December 7, 1977
Honorable Board of Supervisors
Los Angeles County
383, Hall of Administration
Los Angeles, California 90012
ARBITRATION AND APPEALS FUNCTION OF THE PARAMEDIC COMMISSION
The Board of Supervisors has received a letter from the Paramedic Commission, dated November 16, 1977, describing an apparent difference of opinion between the Commission and the Department of Health Services as to the authority of the Commission's decisions. The letter concludes with the request that the Board " reaffirm the arbitration and appeals function of the Paramedic Commission and further issue a supplementary Board Order making such arbitration and appeal functions binding on all parties; except in those specific areas set forth in the Wedworth-Townsend Act where the County Health Officer has exclusive statutory authority."
You have set December 13 as the date for a hearing on this matter. Because our commission conducted the study which resulted in the establishment of the Paramedic Commission and because we feel that an urgent need continues to exist for an impartial arbitration commission, we are submitting our comments and recommendation to you on this issue.
Authority and Function of the Commission
If the Commission is to operate effectively to settle disputes between the Department of Health Services and other agencies, public and private, over the provision of paramedic services, then it seems obvious that its decisions must carry an appropriate degree of authority as delegated to it by the Board of Supervisors. The utility of the Commission would be severely damaged if the parties involved do not understand that the Commission is acting for the Board of Supervisors and consequently conclude that they are free to follow its decisions or not as they see fit. If this happens, the capability of the Commission to resolve disputes equitably and responsibly will be effectively destroyed.
The letter of the Paramedic Commission contains as attachments two letters from the Southeast/Foothill Fire Chiefs' Association and the South Bay Fire Chiefs' Association opposing criteria proposed by the Department of Health Services to qualify agencies as providers of paramedic services. As the ordinance establishing the Paramedic Commission states, it is the express purpose of the Commission to ďarbitrate differences in the field of paramedic services and training between the Department of Health Services and other sectors of the community . . . ." Thus, in accordance with the intent of the ordinance, if the fire chiefs and the department cannot resolve their differences, their recourse is to take the case to the Paramedic Commission.
If the Commission has no authority to settle such disputes, then the Board of Supervisors will be required to resolve them. In that case, the Commission of highly qualified professionals in the new and technical specialty of emergency medicine will be by-passed, and the Board of Supervisors will be required to make medical, procedural, and technological decisions with a potential impact on the survival of emergency patients. Moreover, by the time these disputes have reached the Board level they are likely to have escalated in intensity and devisiveness, thus increasing the likelihood of court appeals or State intervention.

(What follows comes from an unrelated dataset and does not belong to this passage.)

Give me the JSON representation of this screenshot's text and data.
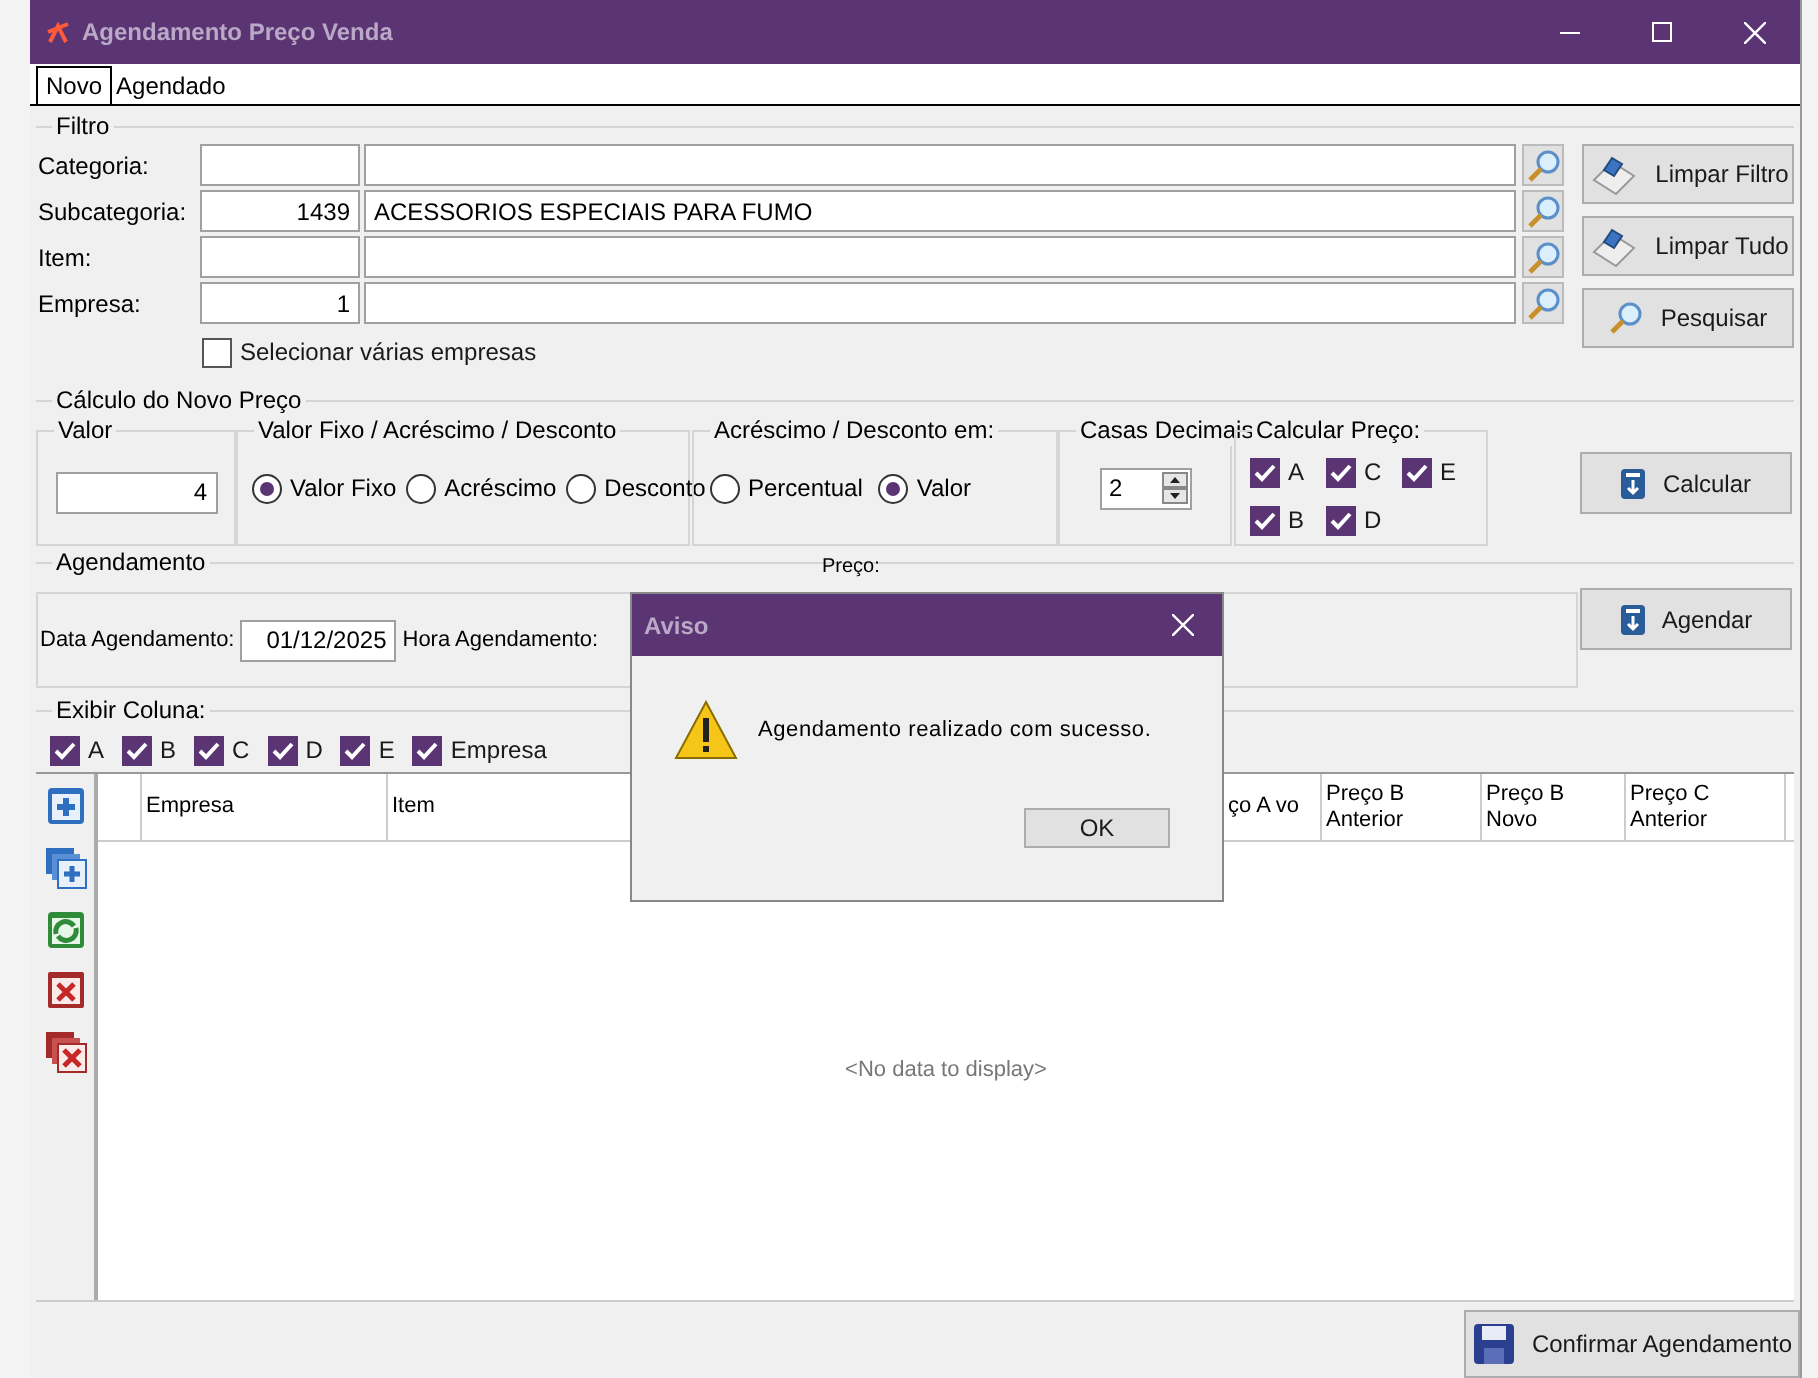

For these reasons, we agree with and support the commission's request that the Board delegate appropriate authority to it to carry out its prescribed function. Specifically, we believe that it should be authorized to act on behalf of the Board and that its decisions in so acting should be honored by the parties involved.
Limitation on Commission Authority
On the other hand, we do not believe that the Commission's decisions should be considered "final and binding," if by this expression it is meant that the parties involved have no right of appeal. Such an interpretation would be neither legal nor appropriate. The Board of Supervisors is the sovereign body and decisions by the Commission must remain appealable to it. If one of the parties does not agree with the Commission's decision and feels strongly that the Commission has erred, it should have the right to appeal the decision to the Board of Supervisors.
In our view, if the Commission operates as intended, few appeals will be made. The Commission is structured to insure impartiality, and its members are selected on the basis of their expertise in the paramedic area. Since its conclusions will reflect substantial experience, recent research, and professional knowledge, they ordinarily should be acceptable to all parties.
We recommend that the Board of Supervisors request the County Counsel to review the ordinance creating the Paramedic Commission and make such changes as are necessary to clarify the delegation by the Board to the Commission to act with appropriate authority as an arbitration board, its decisions subject to appeal to the Board of Supervisors.
WARREN H. SCHMIDT